Data records for software interfaces
——
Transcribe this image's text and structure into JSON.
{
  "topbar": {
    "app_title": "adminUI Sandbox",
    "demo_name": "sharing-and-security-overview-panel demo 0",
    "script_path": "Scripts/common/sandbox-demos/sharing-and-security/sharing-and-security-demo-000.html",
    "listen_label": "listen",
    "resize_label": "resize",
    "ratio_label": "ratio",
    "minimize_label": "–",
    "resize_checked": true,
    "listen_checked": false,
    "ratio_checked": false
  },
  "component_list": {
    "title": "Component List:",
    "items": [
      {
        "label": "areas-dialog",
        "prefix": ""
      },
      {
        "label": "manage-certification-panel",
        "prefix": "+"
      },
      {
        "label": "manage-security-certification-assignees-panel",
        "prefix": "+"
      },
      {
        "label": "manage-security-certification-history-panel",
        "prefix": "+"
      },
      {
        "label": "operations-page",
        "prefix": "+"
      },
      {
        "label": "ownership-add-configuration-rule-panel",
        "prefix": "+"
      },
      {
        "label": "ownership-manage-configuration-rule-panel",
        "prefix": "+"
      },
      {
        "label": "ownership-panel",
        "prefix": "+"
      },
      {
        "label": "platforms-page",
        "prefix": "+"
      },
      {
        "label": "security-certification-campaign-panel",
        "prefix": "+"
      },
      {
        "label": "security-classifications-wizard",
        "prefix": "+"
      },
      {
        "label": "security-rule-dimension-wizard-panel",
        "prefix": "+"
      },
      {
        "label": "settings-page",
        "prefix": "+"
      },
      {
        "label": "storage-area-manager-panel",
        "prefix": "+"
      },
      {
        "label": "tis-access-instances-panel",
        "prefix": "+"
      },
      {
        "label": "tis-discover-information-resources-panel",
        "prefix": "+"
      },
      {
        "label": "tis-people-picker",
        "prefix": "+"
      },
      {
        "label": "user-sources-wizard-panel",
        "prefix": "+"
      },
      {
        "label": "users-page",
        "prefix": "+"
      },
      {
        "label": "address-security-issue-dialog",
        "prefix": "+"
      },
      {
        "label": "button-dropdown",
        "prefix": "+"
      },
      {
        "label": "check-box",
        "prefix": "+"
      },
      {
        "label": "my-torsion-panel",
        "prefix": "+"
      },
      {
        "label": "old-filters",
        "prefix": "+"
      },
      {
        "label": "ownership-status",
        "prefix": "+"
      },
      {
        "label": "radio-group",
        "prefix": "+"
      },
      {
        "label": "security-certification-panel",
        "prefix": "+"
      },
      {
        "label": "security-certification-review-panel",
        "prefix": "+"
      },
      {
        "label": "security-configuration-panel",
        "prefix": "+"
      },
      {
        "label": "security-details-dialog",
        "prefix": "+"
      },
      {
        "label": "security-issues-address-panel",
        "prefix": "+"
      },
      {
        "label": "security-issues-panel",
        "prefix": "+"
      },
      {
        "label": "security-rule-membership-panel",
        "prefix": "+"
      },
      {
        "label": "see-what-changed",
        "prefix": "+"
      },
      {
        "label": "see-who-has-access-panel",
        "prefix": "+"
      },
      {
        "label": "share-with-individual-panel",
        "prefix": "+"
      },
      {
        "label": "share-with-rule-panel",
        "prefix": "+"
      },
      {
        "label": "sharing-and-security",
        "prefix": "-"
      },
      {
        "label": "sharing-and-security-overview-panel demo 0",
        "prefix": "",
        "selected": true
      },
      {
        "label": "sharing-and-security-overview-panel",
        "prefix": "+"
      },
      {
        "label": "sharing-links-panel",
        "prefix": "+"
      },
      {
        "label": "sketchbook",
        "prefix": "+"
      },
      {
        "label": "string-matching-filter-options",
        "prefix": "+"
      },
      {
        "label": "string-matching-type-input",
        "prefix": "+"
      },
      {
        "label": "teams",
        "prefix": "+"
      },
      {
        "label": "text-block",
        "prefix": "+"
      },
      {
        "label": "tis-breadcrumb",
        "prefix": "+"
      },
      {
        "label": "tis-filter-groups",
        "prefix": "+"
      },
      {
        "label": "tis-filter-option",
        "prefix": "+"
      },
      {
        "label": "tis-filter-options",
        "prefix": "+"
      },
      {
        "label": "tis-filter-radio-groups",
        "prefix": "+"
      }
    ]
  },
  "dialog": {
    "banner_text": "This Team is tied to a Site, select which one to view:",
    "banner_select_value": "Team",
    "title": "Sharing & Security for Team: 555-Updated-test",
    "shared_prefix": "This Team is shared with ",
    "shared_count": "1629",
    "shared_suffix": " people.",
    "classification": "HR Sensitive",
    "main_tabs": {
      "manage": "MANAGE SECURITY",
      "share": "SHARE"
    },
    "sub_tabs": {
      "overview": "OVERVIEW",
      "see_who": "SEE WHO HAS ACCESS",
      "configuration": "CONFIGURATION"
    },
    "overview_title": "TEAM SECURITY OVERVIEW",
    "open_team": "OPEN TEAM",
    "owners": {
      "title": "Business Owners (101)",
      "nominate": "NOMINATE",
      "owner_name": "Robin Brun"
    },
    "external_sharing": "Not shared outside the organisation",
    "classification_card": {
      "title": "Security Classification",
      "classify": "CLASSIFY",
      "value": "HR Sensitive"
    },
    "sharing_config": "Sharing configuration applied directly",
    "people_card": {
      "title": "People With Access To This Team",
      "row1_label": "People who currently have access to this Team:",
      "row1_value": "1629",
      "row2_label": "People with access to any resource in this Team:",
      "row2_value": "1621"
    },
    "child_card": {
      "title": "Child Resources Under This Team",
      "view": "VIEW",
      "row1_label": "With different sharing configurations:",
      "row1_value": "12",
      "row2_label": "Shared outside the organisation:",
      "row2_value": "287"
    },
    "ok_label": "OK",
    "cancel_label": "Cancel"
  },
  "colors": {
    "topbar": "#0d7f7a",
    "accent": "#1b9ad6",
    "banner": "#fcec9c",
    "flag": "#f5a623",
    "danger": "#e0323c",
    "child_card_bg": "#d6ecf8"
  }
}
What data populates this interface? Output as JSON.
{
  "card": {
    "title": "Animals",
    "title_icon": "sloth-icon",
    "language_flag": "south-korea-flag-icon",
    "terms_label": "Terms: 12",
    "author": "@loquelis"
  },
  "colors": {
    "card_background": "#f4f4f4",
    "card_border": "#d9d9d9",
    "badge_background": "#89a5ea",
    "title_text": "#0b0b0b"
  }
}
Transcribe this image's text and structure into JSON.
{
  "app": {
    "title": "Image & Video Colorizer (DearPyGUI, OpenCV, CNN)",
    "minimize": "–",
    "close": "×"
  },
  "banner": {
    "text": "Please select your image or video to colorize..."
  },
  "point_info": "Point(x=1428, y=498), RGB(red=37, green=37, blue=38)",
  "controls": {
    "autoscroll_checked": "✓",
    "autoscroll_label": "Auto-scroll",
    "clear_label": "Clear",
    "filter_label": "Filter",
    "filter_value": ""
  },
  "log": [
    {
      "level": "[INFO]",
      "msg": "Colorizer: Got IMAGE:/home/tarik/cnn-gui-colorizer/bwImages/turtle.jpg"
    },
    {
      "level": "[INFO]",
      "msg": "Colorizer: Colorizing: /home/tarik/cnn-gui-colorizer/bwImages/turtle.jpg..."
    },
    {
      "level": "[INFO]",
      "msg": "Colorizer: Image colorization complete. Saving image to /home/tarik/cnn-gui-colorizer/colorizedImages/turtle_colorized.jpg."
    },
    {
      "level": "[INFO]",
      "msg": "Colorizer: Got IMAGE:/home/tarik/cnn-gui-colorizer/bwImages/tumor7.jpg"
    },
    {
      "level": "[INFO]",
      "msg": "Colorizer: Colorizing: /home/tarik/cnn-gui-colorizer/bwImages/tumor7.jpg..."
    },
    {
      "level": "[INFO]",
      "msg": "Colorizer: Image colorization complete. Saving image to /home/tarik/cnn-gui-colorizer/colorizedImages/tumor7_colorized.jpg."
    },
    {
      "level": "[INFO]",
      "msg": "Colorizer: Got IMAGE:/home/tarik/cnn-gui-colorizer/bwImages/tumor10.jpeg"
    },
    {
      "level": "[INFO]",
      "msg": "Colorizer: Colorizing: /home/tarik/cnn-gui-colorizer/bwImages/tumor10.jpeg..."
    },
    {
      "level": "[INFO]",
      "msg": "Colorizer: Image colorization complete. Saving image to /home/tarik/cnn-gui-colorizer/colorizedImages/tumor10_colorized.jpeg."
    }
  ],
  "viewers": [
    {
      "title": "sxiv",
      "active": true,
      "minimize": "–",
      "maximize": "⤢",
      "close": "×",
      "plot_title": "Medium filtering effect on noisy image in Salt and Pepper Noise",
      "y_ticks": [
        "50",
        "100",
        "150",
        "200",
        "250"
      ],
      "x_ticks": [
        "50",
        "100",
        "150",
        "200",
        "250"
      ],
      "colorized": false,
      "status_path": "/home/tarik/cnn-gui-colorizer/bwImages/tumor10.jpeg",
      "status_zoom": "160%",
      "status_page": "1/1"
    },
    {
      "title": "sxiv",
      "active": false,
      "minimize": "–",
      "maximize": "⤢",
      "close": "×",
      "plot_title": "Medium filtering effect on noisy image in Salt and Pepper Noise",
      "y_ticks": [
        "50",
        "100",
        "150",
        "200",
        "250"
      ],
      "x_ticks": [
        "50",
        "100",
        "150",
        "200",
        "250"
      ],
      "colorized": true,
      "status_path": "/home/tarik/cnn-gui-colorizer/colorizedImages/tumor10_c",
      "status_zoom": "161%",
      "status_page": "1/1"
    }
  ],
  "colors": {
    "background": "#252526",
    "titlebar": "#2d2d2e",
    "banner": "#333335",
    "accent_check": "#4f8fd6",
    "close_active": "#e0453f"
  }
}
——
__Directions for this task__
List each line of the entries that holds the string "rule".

__Reply__
        "label": "ownership-add-configuration-rule-panel",
        "label": "ownership-manage-configuration-rule-panel",
        "label": "security-rule-dimension-wizard-panel",
        "label": "security-rule-membership-panel",
        "label": "share-with-rule-panel",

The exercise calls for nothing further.